The North agreed to suspend its uranium enrichment programme, along with long-range missile launches and nuclear tests, in return for 240,000 tonnes of much-needed US food aid.

It maintains that a satellite launch is not a missile test.

The US, Japan, Russia and UN Secretary General Ban Ki-moon have called for a change of heart and even China, the North's closest ally, expressed concern.

On Monday US State Department spokeswoman Victoria Nuland voiced hope the North would call off the launch, noting that the five other nations that had been involved in six-party nuclear disarmament talks were united.

"We were heartened that every single one of the six-party talks participants made clear that they think this would be an extremely bad idea and a violation of UN Security Council resolutions," she said.

"We are hoping and expecting that (North Korea) will take that to heart."

The North's first nuclear test in October 2006 came three months after a long-range rocket launch.

Its most recent such launch on April 5, 2009, purportedly to put a satellite into orbit, brought UN Security Council condemnation and tightened sanctions.

The North quit the six-party nuclear disarmament talks -- with China, Japan, Russia, South Korea and the United States -- at the censure and conducted its second atomic weapons test in May 2009.

Some analysts see a similar scenario this time.

"Seen in the previous cases, North Korea has a pattern of conducting nuclear tests after missile tests," Yun Duk-Min, of the South's Institute for Foreign Affairs and National Security, told the Korea JoongAng Daily.

Seoul's defence ministry also suggested a nuclear test may follow the launch.

"We will thoroughly guard against potential additional military provocations or a nuclear test, as the North is highly likely to repeat its actions back in 2009 when it fired a long-range rocket," a spokesman told a briefing.

He said the South and its US ally would intensively monitor areas around Tongchang-ri, the North's new launch site in the extreme northwest.

The North said it has notified international aviation and maritime bodies of the flight path.
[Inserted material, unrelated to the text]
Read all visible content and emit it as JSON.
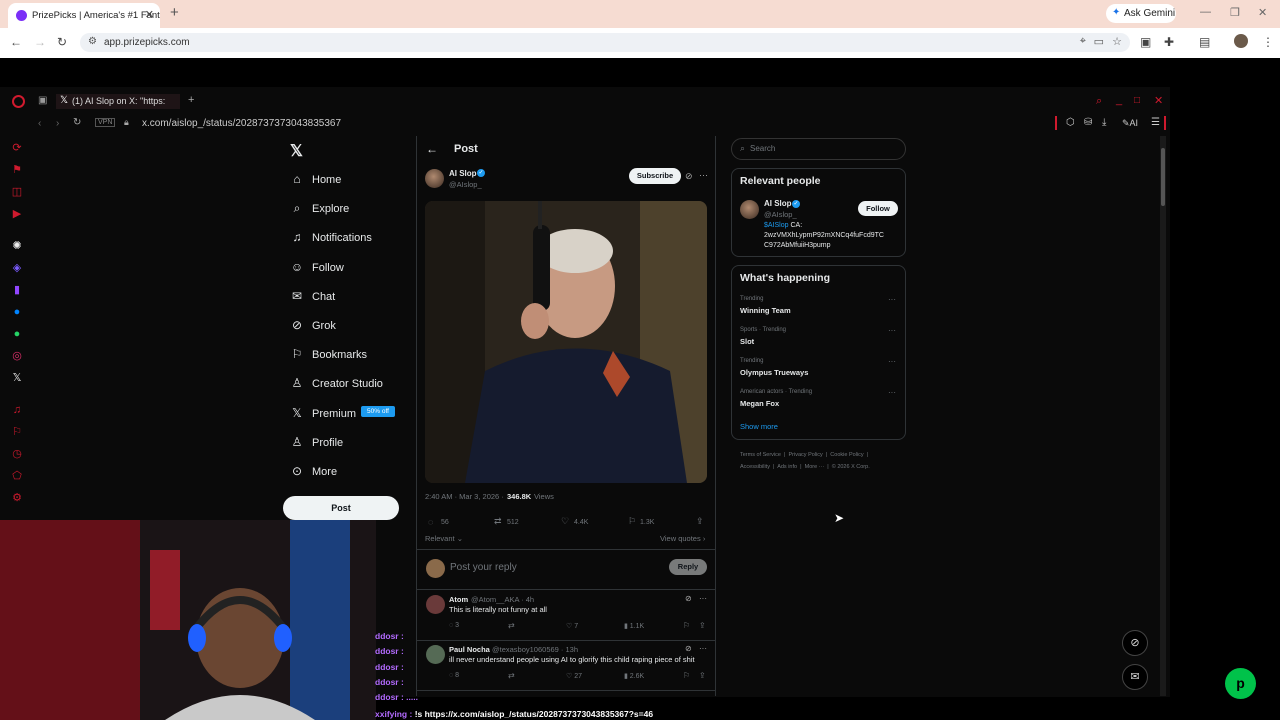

Media reports said the first stage was projected to fall about 140 kilometres (87 miles) off the South Korean coast, in international waters between China and the South.

The second stage was tipped to splash down 190 km east of the Philippines.